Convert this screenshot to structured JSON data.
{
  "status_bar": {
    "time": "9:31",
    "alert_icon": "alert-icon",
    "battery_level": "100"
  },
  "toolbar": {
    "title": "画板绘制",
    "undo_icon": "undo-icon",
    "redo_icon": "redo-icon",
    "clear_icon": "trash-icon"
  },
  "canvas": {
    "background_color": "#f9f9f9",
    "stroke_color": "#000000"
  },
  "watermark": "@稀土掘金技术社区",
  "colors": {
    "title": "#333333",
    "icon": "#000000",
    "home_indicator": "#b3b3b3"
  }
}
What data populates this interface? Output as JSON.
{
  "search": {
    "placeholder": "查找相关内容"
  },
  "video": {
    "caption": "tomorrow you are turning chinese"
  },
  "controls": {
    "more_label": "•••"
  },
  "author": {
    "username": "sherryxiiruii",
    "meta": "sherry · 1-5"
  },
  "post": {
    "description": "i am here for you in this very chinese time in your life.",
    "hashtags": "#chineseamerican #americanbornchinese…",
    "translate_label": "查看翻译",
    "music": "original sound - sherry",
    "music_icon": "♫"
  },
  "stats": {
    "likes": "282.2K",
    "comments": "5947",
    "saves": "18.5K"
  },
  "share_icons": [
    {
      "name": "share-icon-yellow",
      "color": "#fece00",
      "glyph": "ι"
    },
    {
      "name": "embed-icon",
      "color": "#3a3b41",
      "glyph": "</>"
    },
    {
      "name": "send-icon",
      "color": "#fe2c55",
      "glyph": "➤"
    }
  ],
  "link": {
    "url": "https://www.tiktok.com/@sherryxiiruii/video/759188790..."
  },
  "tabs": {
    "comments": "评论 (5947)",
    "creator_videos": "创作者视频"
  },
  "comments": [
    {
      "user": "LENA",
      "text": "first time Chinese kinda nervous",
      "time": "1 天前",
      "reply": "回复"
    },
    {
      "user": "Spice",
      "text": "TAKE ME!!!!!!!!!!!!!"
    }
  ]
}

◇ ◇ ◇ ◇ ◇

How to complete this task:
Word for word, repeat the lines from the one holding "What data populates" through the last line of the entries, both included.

Result of the task:
What data populates this interface? Output as JSON.
{
  "search": {
    "placeholder": "查找相关内容"
  },
  "video": {
    "caption": "tomorrow you are turning chinese"
  },
  "controls": {
    "more_label": "•••"
  },
  "author": {
    "username": "sherryxiiruii",
    "meta": "sherry · 1-5"
  },
  "post": {
    "description": "i am here for you in this very chinese time in your life.",
    "hashtags": "#chineseamerican #americanbornchinese…",
    "translate_label": "查看翻译",
    "music": "original sound - sherry",
    "music_icon": "♫"
  },
  "stats": {
    "likes": "282.2K",
    "comments": "5947",
    "saves": "18.5K"
  },
  "share_icons": [
    {
      "name": "share-icon-yellow",
      "color": "#fece00",
      "glyph": "ι"
    },
    {
      "name": "embed-icon",
      "color": "#3a3b41",
      "glyph": "</>"
    },
    {
      "name": "send-icon",
      "color": "#fe2c55",
      "glyph": "➤"
    }
  ],
  "link": {
    "url": "https://www.tiktok.com/@sherryxiiruii/video/759188790..."
  },
  "tabs": {
    "comments": "评论 (5947)",
    "creator_videos": "创作者视频"
  },
  "comments": [
    {
      "user": "LENA",
      "text": "first time Chinese kinda nervous",
      "time": "1 天前",
      "reply": "回复"
    },
    {
      "user": "Spice",
      "text": "TAKE ME!!!!!!!!!!!!!"
    }
  ]
}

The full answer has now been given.